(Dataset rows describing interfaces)
Segment Open

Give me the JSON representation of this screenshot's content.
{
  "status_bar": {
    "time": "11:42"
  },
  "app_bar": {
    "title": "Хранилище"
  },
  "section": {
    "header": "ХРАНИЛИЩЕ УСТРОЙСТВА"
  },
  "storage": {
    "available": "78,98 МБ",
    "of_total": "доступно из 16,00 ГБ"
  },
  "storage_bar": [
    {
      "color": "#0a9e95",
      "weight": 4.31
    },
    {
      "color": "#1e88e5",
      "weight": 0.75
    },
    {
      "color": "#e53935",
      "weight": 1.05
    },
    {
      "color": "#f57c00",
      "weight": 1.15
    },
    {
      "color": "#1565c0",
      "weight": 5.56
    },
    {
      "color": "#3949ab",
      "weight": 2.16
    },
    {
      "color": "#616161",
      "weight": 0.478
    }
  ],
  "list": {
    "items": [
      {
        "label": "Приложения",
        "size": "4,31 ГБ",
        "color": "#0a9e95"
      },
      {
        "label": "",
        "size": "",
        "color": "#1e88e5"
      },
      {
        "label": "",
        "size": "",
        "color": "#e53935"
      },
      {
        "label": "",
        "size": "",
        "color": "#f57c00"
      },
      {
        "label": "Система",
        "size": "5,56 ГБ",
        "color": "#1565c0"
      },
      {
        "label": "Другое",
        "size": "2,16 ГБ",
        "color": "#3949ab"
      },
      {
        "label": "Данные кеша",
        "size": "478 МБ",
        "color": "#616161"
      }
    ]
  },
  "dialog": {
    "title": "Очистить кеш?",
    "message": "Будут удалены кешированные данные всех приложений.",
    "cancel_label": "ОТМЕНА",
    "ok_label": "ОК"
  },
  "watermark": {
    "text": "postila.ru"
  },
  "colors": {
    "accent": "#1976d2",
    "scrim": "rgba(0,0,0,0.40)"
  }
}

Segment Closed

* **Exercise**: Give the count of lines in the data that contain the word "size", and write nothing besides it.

* **Response to the task**: 7